The Doors | 1991
The shaman/Native American mysticism of Oliver Stone’s biopic of The Doors' singer/songwriter/poet Jim Morrison somehow never quite gels, but it beats a straightforward fame’n’drugs drama any day.
Getting out of Los Angeles for a couple of scenes, the band visits San Francisco, in its full sixties incarnation, and outrages Ed Sullivan in New York (though Morrison didn’t actually sing “Girl we couldn’t get much higher” on live TV after being ordered to change the line).
In Los Angeles, quite a few of the city’s venerable institutions are seen. The band performs at the Whisky a Go-go, 8901 Sunset Boulevard in West Hollywood, which was repainted vibrant red and had its striped awnings restored for the movie.
The legendary ‘London Fog’ club (now part of rock hangout Duke’s Coffee Shop, 8909 Sunset Boulevard), where The Doors were house band, is played by the Viper Room, 8852 Sunset Boulevard, then part-owned by Johnny Depp and, yes, destined to be remembered forever as the spot where River Phoenix ODd in 1993.
The bar, where bad boy Morrison takes a pee against the counter, is Barney's Beanery, 8447 Santa Monica Boulevard, a West Hollywood drinking hole since 1927, when it served up beans to travellers on the old Route 66 into the city. It’s alleged that Jean Harlow used to pick up men here, and it’s where Janis Joplin spent her last evening.
Barney's is enjoyably raucous, and where else but in Hollywood is the karaoke evening likely to end with a movie star turn? Barney's is also featured in Brian de Palma’s Body Double, and the 1986 thriller Out of Bounds, with Anthony Michael Hall.
After his breakdown, Morrison enjoys a drink on the window ledge above the traffic at the venerable Chateau Marmont, 8221 Sunset Boulevard, built in 1929 and long a residential hotel for the likes of Boris Karloff, Greta Garbo, Errol Flynn and Harlow again. But most famously, it was here in 1982 that another personality programmed to auto-destruct, John Belushi, ODd on coke and heroin. The legendary hotel is seen also in the fabulous car wreck of a movie, Myra Breckinridge, provided the hotel exterior of (and the inspiration for) the ‘Mon Signor Hotel’ in the disastrous indulgence Four Rooms, and was seen in the Mark Wahlberg heavy metal vehicle Rock Star and the location for Sofia Coppola’s 2010 Somewhere, with Stephen Dorff.
The ‘New Haven’ concert, brought to a halt when Morrison is arrested for abusing the cops, filmed in the beautiful Orpheum Theatre, 842 South Broadway, downtown Los Angeles (seen also in Kenneth Branagh’s enjoyably daft Dead Again, Arnold Schwarzenegger misfire Last Action Hero, and used for the premieres of both Plan 9 From Outer Space in Tim Burton’s Ed Wood) and of A Russian Affair in The Artist.

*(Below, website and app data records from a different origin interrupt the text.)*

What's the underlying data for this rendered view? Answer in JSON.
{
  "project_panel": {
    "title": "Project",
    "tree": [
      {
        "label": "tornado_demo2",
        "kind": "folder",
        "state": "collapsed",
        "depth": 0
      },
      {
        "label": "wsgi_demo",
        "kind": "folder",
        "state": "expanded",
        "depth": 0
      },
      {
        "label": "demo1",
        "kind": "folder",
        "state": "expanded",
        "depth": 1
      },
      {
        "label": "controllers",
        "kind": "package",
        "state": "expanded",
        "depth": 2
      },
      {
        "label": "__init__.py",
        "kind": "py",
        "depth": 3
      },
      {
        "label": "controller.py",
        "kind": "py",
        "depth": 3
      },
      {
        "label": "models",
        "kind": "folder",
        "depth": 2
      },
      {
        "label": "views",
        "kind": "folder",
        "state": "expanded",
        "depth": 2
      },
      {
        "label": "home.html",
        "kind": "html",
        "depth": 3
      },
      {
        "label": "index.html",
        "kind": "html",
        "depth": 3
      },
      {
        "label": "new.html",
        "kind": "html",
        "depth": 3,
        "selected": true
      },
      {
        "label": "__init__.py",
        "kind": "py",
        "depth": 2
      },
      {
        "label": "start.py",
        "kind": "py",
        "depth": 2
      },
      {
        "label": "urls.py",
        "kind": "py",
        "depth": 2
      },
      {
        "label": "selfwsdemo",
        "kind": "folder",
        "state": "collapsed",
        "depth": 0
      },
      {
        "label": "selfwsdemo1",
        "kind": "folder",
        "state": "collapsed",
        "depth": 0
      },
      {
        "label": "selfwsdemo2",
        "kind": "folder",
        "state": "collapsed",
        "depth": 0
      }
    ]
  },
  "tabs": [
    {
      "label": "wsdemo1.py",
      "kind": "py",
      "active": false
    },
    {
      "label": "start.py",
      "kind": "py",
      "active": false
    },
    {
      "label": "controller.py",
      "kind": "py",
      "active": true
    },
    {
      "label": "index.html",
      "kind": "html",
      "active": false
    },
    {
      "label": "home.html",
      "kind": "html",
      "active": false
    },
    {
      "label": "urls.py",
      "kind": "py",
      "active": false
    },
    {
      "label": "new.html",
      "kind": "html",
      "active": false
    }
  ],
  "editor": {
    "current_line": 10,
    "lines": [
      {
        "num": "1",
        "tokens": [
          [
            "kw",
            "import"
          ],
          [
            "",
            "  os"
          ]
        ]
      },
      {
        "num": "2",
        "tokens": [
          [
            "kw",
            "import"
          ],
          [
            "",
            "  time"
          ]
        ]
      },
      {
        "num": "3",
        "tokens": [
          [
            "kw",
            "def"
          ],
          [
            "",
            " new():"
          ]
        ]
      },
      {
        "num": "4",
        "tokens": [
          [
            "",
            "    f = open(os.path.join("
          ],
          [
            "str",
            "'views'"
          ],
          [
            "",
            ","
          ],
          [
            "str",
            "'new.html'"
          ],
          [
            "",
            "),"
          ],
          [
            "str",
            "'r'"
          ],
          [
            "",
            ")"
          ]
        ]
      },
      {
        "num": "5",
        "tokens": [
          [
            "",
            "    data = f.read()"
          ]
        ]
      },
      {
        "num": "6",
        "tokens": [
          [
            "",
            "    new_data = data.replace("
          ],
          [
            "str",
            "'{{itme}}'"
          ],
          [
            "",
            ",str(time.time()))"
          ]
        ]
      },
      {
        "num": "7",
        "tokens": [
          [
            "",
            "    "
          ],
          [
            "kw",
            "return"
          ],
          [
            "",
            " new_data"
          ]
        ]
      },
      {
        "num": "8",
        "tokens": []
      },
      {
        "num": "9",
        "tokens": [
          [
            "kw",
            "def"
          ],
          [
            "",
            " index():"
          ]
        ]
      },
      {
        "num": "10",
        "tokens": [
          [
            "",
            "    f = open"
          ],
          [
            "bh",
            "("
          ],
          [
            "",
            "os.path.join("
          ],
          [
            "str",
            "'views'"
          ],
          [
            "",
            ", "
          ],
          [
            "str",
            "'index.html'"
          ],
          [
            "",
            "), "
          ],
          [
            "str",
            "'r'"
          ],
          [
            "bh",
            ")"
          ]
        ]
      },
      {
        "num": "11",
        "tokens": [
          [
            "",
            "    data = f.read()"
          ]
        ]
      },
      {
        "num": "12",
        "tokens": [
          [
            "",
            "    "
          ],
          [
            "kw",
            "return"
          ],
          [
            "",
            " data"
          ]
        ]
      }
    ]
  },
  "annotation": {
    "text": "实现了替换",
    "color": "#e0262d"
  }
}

More footage was filmed at the disused, now demolished, Ambassador Hotel, 3400 Wilshire Boulevard, midtown Los Angeles.
The desert scenes were shot in Providence Mountains State Park, a 5,900 acre recreation area on a mountain slope overlooking a vast expanse of desert. Way out in the middle of nowhere, take I-40 about 100 miles east of Barstow, then turn northwest on the Essex Road. There was trouble for the movie company when the fake Native American pictographs painted for the movie proved more difficult to remove than had been promised.
The final scene was filmed at Morrison’s grave in Paris’ largest cemetery, the Père Lachaise, 65 boulevard de Menilmontant in the 20th arrondissement. The much-graffitied grave is in the 16th section. From the main entrance, take the Avenue Principale to the Avenue de Puits, turn right and follow the Avenue Casimir-Perier. Other celeb graves seen in the movie include Oscar Wilde (Jacob Epstein’s carved sphinx), Bizet, Marcel Proust, Sarah Bernhardt, Balzac and Rossini.
You can also find the tomb of lovers Abelard and Heloise, and the graves of Simone Signoret, Edith Piaf, Gericault, Chopin, Colette, Isadora Duncan, director Max Ophuls, Marie Walewska (Napoleon Bonaparte’s mistress, played on screen by Garbo in Conquest) and of course cinema pioneer Georges Méliès, portrayed by Ben Kingsley in Martin Scorsese’s Hugo.